Quasi-stellar objects (QSOs) are among the brightest objects in the universe. The origin of QSOs is still an important unsolved problems of modern astronomy. Current study suggests that the formation of QSOs and other less luminous active galactic nuclei (AGNs) is closely related to the formation of galaxies. In particular, the masses of the super mass black holes (SMBHs) of QSOs and the masses of galactic spheroids are closely correlated. For observed high-redshift QSOs, we expect that these QSOS should have huge SMBHs and galactic nuclei so they would be bright enough to be detectable. On the other hand, a high-redshift galaxy-QSO system should only be in the very early evolution stage of the galaxy-QSO system, so the galactic nucleus could not be too large. So what is the relationship between a QSO and its host galaxy at high redshifts? Or more generally, we might ask what kind of galaxies can host an AGN. For example, both barred spiral galaxies and merging/interacting galaxies were found to have more AGNs than normal spiral and non-interacting ones. What is the mechanism for the formation of AGNs in these galaxies? Another general problems include: Will different host galaxies affect the observed nature of AGNs, i.e., different types of AGNS have different host galaxies? Are different types of AGNs intrinsically different? What is the origin of the difference? The purpose of this project is to study on these important issues following our previous results.In the past few years, we have made some significant progress on the related issues. For example, we discovered several high-redshift (z>7) QSO candidates by using CO scanning observations of ALMA. We carried out optical-NIR observations for one candidate and confirmed that it was a QSO with a redshift of z = 7.09. The CO detection becomes the most distant molecular gas observed in human history. We also found a high-redshift QSO with a very luminous Lyman α emission line, but the Lyman α line width is very narrow. We also found that the color of red QSOs can vary significantly. Besides, we found that the host galaxies of Seyfert 1 and Seyfert 2 are very different. In addition, we found that nearby AGNs usually exists only in those galaxies that have experienced nuclear starbursts. We also found that some elliptical galaxies have high star formation rates, but the dynamics of the gas associated with the star formation activity is quite different from that of the stellar populations in the galaxies.In this project, we will use different observational techniques to probe relevant questions. Our study will utilize optical/near infrared spectral observations, millimeter and sub-millimeter observations, optical variability observations, and sky survey data analyses to investigate related problems in the connection of galaxy-AGN evolution. We will use a lot of telescopes in other countries, and thus require traveling budgets for oversea observations. This project will provide observational training for graduate students and postdocs. The results of this project are expected to have important impacts on the field of AGN researches.
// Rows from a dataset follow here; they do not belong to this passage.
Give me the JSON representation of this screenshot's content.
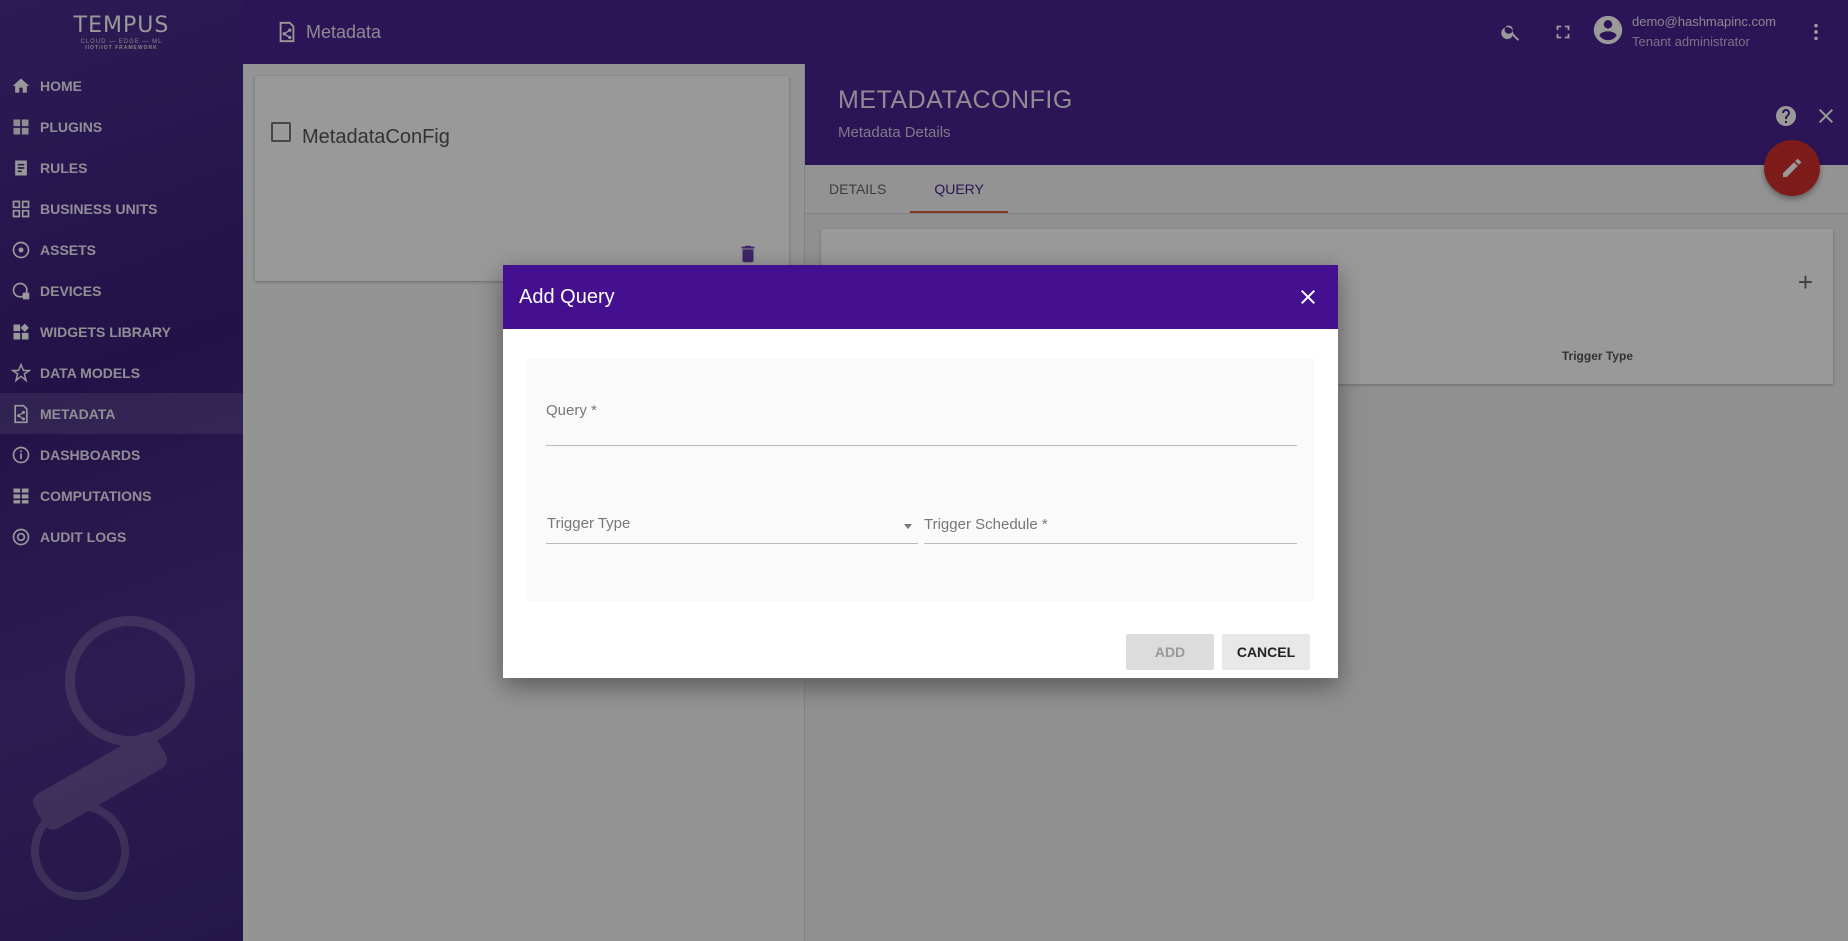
{
  "sidebar": {
    "logo": {
      "brand": "TEMPUS",
      "tagline": "CLOUD — EDGE — ML",
      "subtagline": "IIOT/IOT FRAMEWORK"
    },
    "items": [
      {
        "label": "HOME",
        "icon": "home-icon"
      },
      {
        "label": "PLUGINS",
        "icon": "plugin-icon"
      },
      {
        "label": "RULES",
        "icon": "rules-icon"
      },
      {
        "label": "BUSINESS UNITS",
        "icon": "business-units-icon"
      },
      {
        "label": "ASSETS",
        "icon": "assets-icon"
      },
      {
        "label": "DEVICES",
        "icon": "devices-icon"
      },
      {
        "label": "WIDGETS LIBRARY",
        "icon": "widgets-icon"
      },
      {
        "label": "DATA MODELS",
        "icon": "data-models-icon"
      },
      {
        "label": "METADATA",
        "icon": "metadata-icon",
        "active": true
      },
      {
        "label": "DASHBOARDS",
        "icon": "dashboards-icon"
      },
      {
        "label": "COMPUTATIONS",
        "icon": "computations-icon"
      },
      {
        "label": "AUDIT LOGS",
        "icon": "audit-logs-icon"
      }
    ]
  },
  "topbar": {
    "breadcrumb": "Metadata",
    "user_email": "demo@hashmapinc.com",
    "user_role": "Tenant administrator"
  },
  "list": {
    "card_title": "MetadataConFig"
  },
  "details": {
    "title": "METADATACONFIG",
    "subtitle": "Metadata Details",
    "tabs": [
      "DETAILS",
      "QUERY"
    ],
    "active_tab": "QUERY",
    "table_column": "Trigger Type",
    "add_symbol": "+"
  },
  "dialog": {
    "title": "Add Query",
    "query_label": "Query *",
    "trigger_type_label": "Trigger Type",
    "trigger_schedule_label": "Trigger Schedule *",
    "add_label": "ADD",
    "cancel_label": "CANCEL"
  },
  "colors": {
    "primary": "#4a238f",
    "dialog_header": "#44108f",
    "fab": "#d32f2f",
    "tab_indicator": "#d65a2c"
  }
}
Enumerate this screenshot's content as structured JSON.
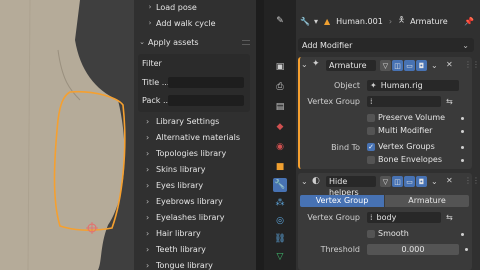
{
  "nav": {
    "load_pose": "Load pose",
    "add_walk_cycle": "Add walk cycle",
    "apply_assets": "Apply assets",
    "filter": "Filter",
    "title_label": "Title ...",
    "pack_label": "Pack ...",
    "items": [
      "Library Settings",
      "Alternative materials",
      "Topologies library",
      "Skins library",
      "Eyes library",
      "Eyebrows library",
      "Eyelashes library",
      "Hair library",
      "Teeth library",
      "Tongue library"
    ]
  },
  "header": {
    "object_name": "Human.001",
    "armature": "Armature"
  },
  "add_modifier": "Add Modifier",
  "armature_mod": {
    "name": "Armature",
    "object_label": "Object",
    "object_value": "Human.rig",
    "vgroup_label": "Vertex Group",
    "vgroup_value": "",
    "preserve_volume": "Preserve Volume",
    "multi_modifier": "Multi Modifier",
    "bind_to_label": "Bind To",
    "vertex_groups": "Vertex Groups",
    "bone_envelopes": "Bone Envelopes"
  },
  "mask_mod": {
    "name": "Hide helpers",
    "tab_vgroup": "Vertex Group",
    "tab_armature": "Armature",
    "vgroup_label": "Vertex Group",
    "vgroup_value": "body",
    "smooth": "Smooth",
    "threshold_label": "Threshold",
    "threshold_value": "0.000"
  },
  "colors": {
    "accent": "#4772b3",
    "selection": "#f5a030"
  }
}
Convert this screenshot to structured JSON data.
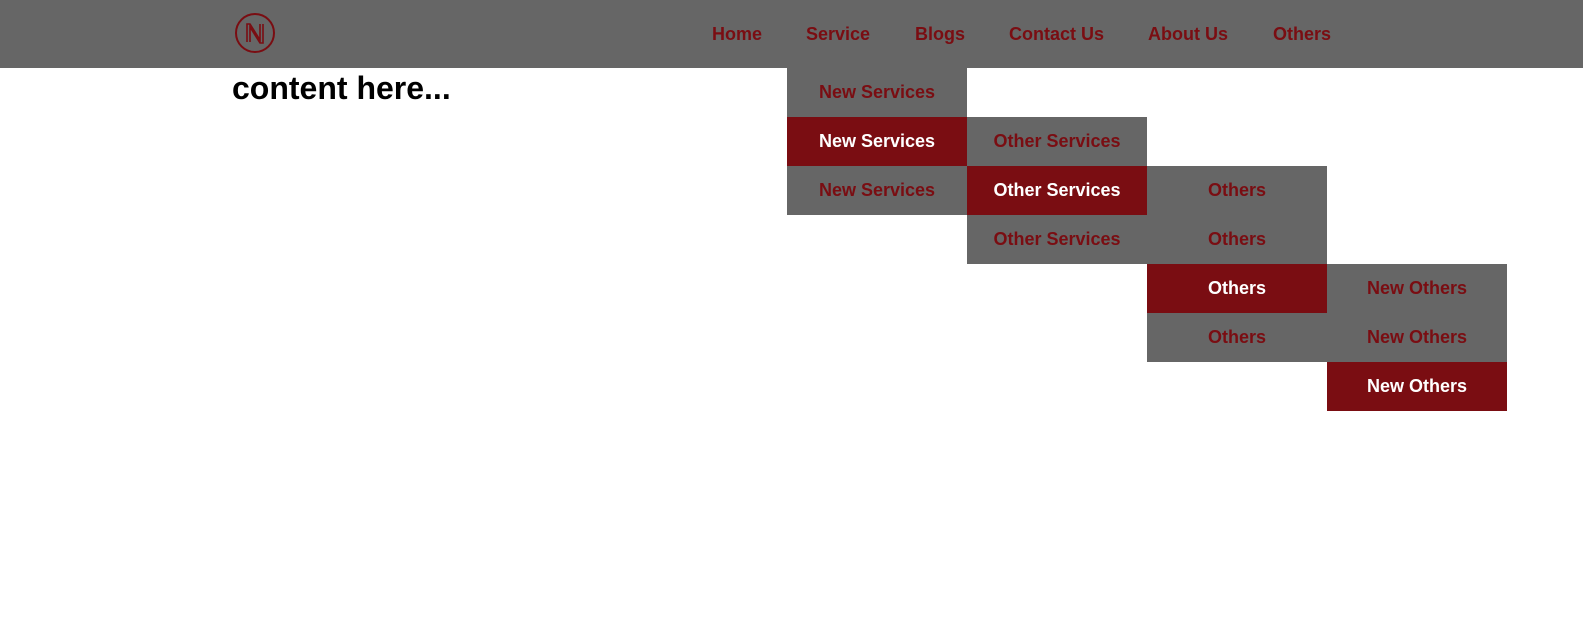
{
  "header": {
    "logo_letter": "N",
    "nav": {
      "home": "Home",
      "service": "Service",
      "blogs": "Blogs",
      "contact": "Contact Us",
      "about": "About Us",
      "others": "Others"
    }
  },
  "main": {
    "heading": "content here..."
  },
  "dropdown": {
    "level1": [
      "New Services",
      "New Services",
      "New Services"
    ],
    "level2": [
      "Other Services",
      "Other Services",
      "Other Services"
    ],
    "level3": [
      "Others",
      "Others",
      "Others",
      "Others"
    ],
    "level4": [
      "New Others",
      "New Others",
      "New Others"
    ]
  },
  "colors": {
    "bar": "#666666",
    "accent": "#7a0d12",
    "active_text": "#ffffff"
  }
}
|Effective start/end date||1/08/19 → 31/07/20|
In 2015, UN member states agreed to 17 global Sustainable Development Goals (SDGs) to end poverty, protect the planet and ensure prosperity for all. This project contributes towards the following SDG(s):